- [What you have to do] Return all of the entries word for word, but omit the pictures they contain.

- [Task data]

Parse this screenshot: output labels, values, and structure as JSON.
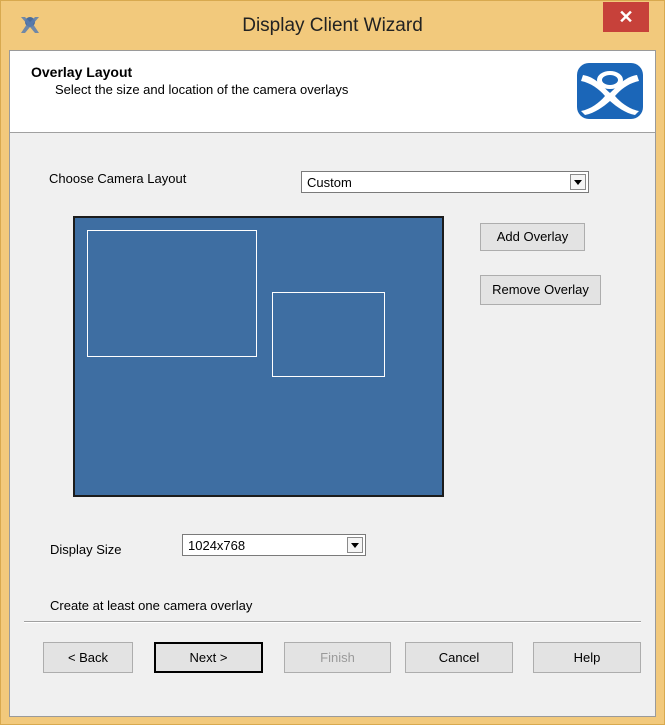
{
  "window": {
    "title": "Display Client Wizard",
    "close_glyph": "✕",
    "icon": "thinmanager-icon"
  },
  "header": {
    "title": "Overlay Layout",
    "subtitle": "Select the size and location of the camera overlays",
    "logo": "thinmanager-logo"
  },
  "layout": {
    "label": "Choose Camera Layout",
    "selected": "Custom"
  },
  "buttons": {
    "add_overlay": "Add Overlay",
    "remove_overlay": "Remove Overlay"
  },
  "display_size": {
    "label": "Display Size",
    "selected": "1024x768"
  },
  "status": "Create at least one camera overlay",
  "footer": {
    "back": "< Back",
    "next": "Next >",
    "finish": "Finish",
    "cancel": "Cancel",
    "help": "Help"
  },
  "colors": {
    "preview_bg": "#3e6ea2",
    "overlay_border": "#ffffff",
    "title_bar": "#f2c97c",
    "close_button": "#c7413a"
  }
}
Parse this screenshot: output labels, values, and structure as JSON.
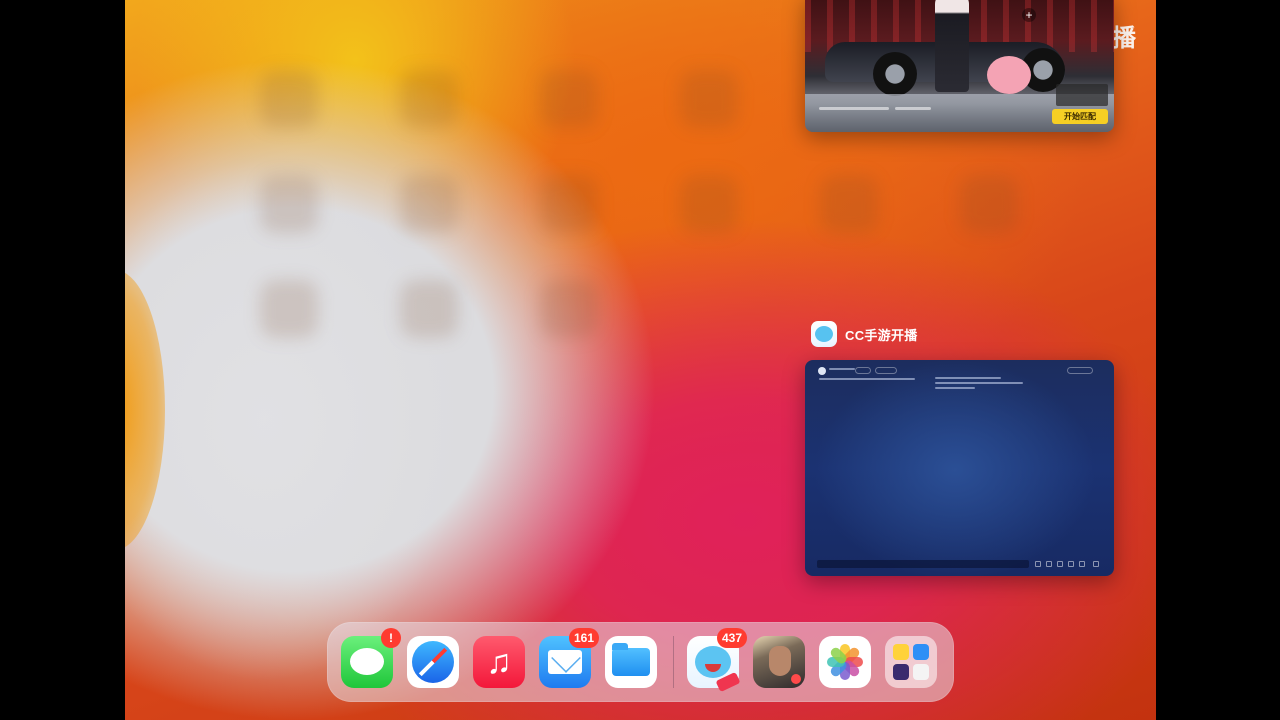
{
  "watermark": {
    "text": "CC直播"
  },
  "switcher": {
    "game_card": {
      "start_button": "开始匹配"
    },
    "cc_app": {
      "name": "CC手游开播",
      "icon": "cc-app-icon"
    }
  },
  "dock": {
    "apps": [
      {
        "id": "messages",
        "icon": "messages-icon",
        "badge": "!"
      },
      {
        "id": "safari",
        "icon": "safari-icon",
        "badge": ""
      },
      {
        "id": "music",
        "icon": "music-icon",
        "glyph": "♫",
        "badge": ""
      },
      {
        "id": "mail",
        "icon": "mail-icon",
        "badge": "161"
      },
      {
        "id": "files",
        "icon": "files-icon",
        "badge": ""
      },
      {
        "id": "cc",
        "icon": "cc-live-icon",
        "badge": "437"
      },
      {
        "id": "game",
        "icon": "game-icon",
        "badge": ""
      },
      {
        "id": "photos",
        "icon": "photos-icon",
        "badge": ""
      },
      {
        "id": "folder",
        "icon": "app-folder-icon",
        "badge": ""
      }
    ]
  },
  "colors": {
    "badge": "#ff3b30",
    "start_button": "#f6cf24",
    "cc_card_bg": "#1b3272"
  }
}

- [Task response]
Parse this screenshot: output labels, values, and structure as JSON.
{
  "window": {
    "title": "Display Client Wizard",
    "close_glyph": "✕",
    "icon": "thinmanager-icon"
  },
  "header": {
    "title": "Overlay Layout",
    "subtitle": "Select the size and location of the camera overlays",
    "logo": "thinmanager-logo"
  },
  "layout": {
    "label": "Choose Camera Layout",
    "selected": "Custom"
  },
  "buttons": {
    "add_overlay": "Add Overlay",
    "remove_overlay": "Remove Overlay"
  },
  "display_size": {
    "label": "Display Size",
    "selected": "1024x768"
  },
  "status": "Create at least one camera overlay",
  "footer": {
    "back": "< Back",
    "next": "Next >",
    "finish": "Finish",
    "cancel": "Cancel",
    "help": "Help"
  },
  "colors": {
    "preview_bg": "#3e6ea2",
    "overlay_border": "#ffffff",
    "title_bar": "#f2c97c",
    "close_button": "#c7413a"
  }
}
Parse this screenshot: output labels, values, and structure as JSON.
{
  "watermark": {
    "text": "CC直播"
  },
  "switcher": {
    "game_card": {
      "start_button": "开始匹配"
    },
    "cc_app": {
      "name": "CC手游开播",
      "icon": "cc-app-icon"
    }
  },
  "dock": {
    "apps": [
      {
        "id": "messages",
        "icon": "messages-icon",
        "badge": "!"
      },
      {
        "id": "safari",
        "icon": "safari-icon",
        "badge": ""
      },
      {
        "id": "music",
        "icon": "music-icon",
        "glyph": "♫",
        "badge": ""
      },
      {
        "id": "mail",
        "icon": "mail-icon",
        "badge": "161"
      },
      {
        "id": "files",
        "icon": "files-icon",
        "badge": ""
      },
      {
        "id": "cc",
        "icon": "cc-live-icon",
        "badge": "437"
      },
      {
        "id": "game",
        "icon": "game-icon",
        "badge": ""
      },
      {
        "id": "photos",
        "icon": "photos-icon",
        "badge": ""
      },
      {
        "id": "folder",
        "icon": "app-folder-icon",
        "badge": ""
      }
    ]
  },
  "colors": {
    "badge": "#ff3b30",
    "start_button": "#f6cf24",
    "cc_card_bg": "#1b3272"
  }
}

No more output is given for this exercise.